Passengers were yelling in fear and children were crying.

The plane landed back in Istanbul about three hours after it took off and police escorted the man off. As he departed, he shook hands with some passengers and kissed some children.

A Turkish Airlines official on Saturday confirmed Malla’s account, saying a 35-year-old Sudanese man on Flight TK680 from Istanbul to Khartoum displayed aggressive behavior, causing damage to the plane and physically and verbally harming other passengers.

He said the airline was forced to apply “inadmissible passenger” procedures to prevent further harm to passengers and ensure flight safety, which meant that the plane was diverted back to Istanbul and had to circle in the air to reduce fuel before landing.

It was not clear if the man, who was in police custody, was psychologically disturbed, the official said. He spoke to the AP on condition of anonymity in line with regulations.

He said the airline will decide later whether to file a legal complaint against the passenger.

Categories: News | World
TribLIVE commenting policy

You are solely responsible for your comments and by using TribLive.com you agree to our Terms of Service.

We moderate comments. Our goal is to provide substantive commentary for a general readership. By screening submissions, we provide a space where readers can share intelligent and informed commentary that enhances the quality of our news and information.

While most comments will be posted if they are on-topic and not abusive, moderating decisions are subjective. We will make them as carefully and consistently as we can. Because of the volume of reader comments, we cannot review individual moderation decisions with readers.

We value thoughtful comments representing a range of views that make their point quickly and politely. We make an effort to protect discussions from repeated comments either by the same reader or different readers

We follow the same standards for taste as the daily newspaper. A few things we won't tolerate: personal attacks, obscenity, vulgarity, profanity (including expletives and letters followed by dashes), commercial promotion, impersonations, incoherence, proselytizing and SHOUTING. Don't include URLs to Web sites.

We do not edit comments. They are either approved or deleted. We reserve the right to edit a comment that is quoted or excerpted in an article. In this case, we may fix spelling and punctuation.

We welcome strong opinions and criticism of our work, but we don't want comments to become bogged down with discussions of our policies and we will moderate accordingly.

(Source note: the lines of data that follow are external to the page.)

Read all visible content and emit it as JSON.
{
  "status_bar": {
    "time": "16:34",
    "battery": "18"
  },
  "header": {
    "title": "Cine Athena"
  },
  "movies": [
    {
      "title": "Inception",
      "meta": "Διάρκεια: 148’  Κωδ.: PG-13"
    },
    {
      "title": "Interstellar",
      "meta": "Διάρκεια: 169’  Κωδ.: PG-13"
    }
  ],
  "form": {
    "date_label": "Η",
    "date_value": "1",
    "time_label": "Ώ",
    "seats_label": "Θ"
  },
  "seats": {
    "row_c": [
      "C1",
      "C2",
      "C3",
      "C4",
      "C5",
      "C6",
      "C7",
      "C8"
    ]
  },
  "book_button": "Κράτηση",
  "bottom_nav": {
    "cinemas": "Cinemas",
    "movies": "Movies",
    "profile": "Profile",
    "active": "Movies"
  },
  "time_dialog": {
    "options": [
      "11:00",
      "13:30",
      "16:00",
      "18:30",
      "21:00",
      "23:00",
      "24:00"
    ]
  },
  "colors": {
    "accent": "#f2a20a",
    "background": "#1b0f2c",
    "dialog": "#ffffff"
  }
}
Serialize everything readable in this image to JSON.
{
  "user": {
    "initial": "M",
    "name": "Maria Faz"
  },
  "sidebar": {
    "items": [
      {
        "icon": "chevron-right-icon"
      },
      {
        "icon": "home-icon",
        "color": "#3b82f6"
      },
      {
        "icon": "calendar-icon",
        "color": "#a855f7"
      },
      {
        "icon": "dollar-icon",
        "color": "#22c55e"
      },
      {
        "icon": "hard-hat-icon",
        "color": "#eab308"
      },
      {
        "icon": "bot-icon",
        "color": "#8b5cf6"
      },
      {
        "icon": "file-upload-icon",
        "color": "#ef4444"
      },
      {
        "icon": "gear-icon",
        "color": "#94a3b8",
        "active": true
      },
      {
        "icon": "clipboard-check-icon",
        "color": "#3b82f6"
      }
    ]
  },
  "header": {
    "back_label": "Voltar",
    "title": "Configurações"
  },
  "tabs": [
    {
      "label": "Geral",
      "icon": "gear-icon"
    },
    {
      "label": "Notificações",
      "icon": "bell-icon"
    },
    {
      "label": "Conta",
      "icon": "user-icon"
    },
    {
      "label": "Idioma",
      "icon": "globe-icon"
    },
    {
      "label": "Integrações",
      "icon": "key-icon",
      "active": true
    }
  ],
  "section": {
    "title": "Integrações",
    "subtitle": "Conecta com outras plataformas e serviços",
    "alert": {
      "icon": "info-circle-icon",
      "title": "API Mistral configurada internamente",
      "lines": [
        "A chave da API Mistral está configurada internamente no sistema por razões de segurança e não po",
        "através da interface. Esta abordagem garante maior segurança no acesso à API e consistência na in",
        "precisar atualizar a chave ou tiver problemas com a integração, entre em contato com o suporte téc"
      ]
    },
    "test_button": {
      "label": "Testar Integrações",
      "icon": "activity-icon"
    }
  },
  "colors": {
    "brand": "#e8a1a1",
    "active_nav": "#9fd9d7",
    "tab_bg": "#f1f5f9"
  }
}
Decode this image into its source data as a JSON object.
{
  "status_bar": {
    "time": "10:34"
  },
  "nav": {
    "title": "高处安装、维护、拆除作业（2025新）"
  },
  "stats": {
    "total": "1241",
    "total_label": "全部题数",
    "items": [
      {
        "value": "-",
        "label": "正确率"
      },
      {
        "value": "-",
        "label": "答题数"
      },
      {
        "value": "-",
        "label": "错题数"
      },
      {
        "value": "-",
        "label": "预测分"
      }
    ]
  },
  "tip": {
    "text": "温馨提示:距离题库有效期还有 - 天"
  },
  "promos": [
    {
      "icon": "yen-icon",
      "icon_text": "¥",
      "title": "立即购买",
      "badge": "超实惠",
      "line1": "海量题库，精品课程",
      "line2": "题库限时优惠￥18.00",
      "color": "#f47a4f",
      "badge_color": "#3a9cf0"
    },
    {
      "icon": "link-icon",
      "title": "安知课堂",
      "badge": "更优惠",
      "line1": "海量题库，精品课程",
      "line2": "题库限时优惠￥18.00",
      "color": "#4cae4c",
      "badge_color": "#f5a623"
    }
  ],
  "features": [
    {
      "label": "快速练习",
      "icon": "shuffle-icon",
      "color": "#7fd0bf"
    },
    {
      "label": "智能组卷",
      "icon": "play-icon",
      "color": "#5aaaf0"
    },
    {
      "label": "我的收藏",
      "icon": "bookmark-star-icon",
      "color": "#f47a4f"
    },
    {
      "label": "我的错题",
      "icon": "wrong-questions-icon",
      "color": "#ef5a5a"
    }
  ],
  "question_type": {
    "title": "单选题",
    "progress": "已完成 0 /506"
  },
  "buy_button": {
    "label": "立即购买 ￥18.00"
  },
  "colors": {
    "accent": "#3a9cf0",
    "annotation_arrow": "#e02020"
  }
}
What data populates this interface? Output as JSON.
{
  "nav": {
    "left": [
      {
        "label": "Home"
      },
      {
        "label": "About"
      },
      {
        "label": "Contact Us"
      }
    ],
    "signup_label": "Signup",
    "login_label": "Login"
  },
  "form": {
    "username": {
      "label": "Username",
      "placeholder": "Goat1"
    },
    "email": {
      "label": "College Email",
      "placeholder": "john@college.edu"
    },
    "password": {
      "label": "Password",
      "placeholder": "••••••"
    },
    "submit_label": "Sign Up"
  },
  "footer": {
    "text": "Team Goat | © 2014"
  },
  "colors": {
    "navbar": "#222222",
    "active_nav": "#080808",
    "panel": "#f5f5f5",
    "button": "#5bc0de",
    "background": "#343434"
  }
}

We appreciate it when readers and people quoted in articles or blog posts point out errors of fact or emphasis and will investigate all assertions. But these suggestions should be sent via e-mail. To avoid distracting other readers, we won't publish comments that suggest a correction. Instead, corrections will be made in a blog post or in an article.